Exercise brief:
Please print the records below exactly as they are written.

[Records from a dataset]

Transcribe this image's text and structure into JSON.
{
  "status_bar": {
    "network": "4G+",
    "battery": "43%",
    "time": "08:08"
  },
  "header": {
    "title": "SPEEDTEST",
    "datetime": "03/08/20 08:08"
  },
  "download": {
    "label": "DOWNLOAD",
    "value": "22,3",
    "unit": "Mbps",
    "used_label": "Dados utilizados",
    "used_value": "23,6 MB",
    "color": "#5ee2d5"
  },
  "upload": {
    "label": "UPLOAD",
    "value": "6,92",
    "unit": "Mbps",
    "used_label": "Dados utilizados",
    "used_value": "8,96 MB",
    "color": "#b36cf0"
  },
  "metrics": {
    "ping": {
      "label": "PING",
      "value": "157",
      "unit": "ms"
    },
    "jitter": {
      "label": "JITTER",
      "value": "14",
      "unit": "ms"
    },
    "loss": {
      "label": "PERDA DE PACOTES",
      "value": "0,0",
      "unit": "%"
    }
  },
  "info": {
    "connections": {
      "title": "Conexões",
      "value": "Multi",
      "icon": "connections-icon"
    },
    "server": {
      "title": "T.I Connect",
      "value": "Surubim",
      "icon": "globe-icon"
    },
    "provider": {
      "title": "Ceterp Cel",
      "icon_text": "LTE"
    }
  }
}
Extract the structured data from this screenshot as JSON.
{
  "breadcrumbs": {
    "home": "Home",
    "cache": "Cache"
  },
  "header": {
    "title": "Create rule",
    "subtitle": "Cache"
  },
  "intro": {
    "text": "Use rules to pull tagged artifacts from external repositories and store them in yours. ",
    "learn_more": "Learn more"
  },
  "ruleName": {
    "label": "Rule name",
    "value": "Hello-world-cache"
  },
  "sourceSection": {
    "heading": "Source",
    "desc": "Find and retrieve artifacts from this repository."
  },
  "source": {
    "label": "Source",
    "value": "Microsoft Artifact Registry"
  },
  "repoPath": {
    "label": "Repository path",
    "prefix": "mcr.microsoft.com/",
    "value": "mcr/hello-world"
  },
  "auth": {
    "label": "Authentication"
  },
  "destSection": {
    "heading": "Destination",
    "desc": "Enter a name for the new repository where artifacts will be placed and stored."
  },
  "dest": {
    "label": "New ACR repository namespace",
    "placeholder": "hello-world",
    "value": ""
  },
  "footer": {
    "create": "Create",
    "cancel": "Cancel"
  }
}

Output:
Transcribe this image's text and structure into JSON.
{
  "status_bar": {
    "network": "4G+",
    "battery": "43%",
    "time": "08:08"
  },
  "header": {
    "title": "SPEEDTEST",
    "datetime": "03/08/20 08:08"
  },
  "download": {
    "label": "DOWNLOAD",
    "value": "22,3",
    "unit": "Mbps",
    "used_label": "Dados utilizados",
    "used_value": "23,6 MB",
    "color": "#5ee2d5"
  },
  "upload": {
    "label": "UPLOAD",
    "value": "6,92",
    "unit": "Mbps",
    "used_label": "Dados utilizados",
    "used_value": "8,96 MB",
    "color": "#b36cf0"
  },
  "metrics": {
    "ping": {
      "label": "PING",
      "value": "157",
      "unit": "ms"
    },
    "jitter": {
      "label": "JITTER",
      "value": "14",
      "unit": "ms"
    },
    "loss": {
      "label": "PERDA DE PACOTES",
      "value": "0,0",
      "unit": "%"
    }
  },
  "info": {
    "connections": {
      "title": "Conexões",
      "value": "Multi",
      "icon": "connections-icon"
    },
    "server": {
      "title": "T.I Connect",
      "value": "Surubim",
      "icon": "globe-icon"
    },
    "provider": {
      "title": "Ceterp Cel",
      "icon_text": "LTE"
    }
  }
}
Extract the structured data from this screenshot as JSON.
{
  "breadcrumbs": {
    "home": "Home",
    "cache": "Cache"
  },
  "header": {
    "title": "Create rule",
    "subtitle": "Cache"
  },
  "intro": {
    "text": "Use rules to pull tagged artifacts from external repositories and store them in yours. ",
    "learn_more": "Learn more"
  },
  "ruleName": {
    "label": "Rule name",
    "value": "Hello-world-cache"
  },
  "sourceSection": {
    "heading": "Source",
    "desc": "Find and retrieve artifacts from this repository."
  },
  "source": {
    "label": "Source",
    "value": "Microsoft Artifact Registry"
  },
  "repoPath": {
    "label": "Repository path",
    "prefix": "mcr.microsoft.com/",
    "value": "mcr/hello-world"
  },
  "auth": {
    "label": "Authentication"
  },
  "destSection": {
    "heading": "Destination",
    "desc": "Enter a name for the new repository where artifacts will be placed and stored."
  },
  "dest": {
    "label": "New ACR repository namespace",
    "placeholder": "hello-world",
    "value": ""
  },
  "footer": {
    "create": "Create",
    "cancel": "Cancel"
  }
}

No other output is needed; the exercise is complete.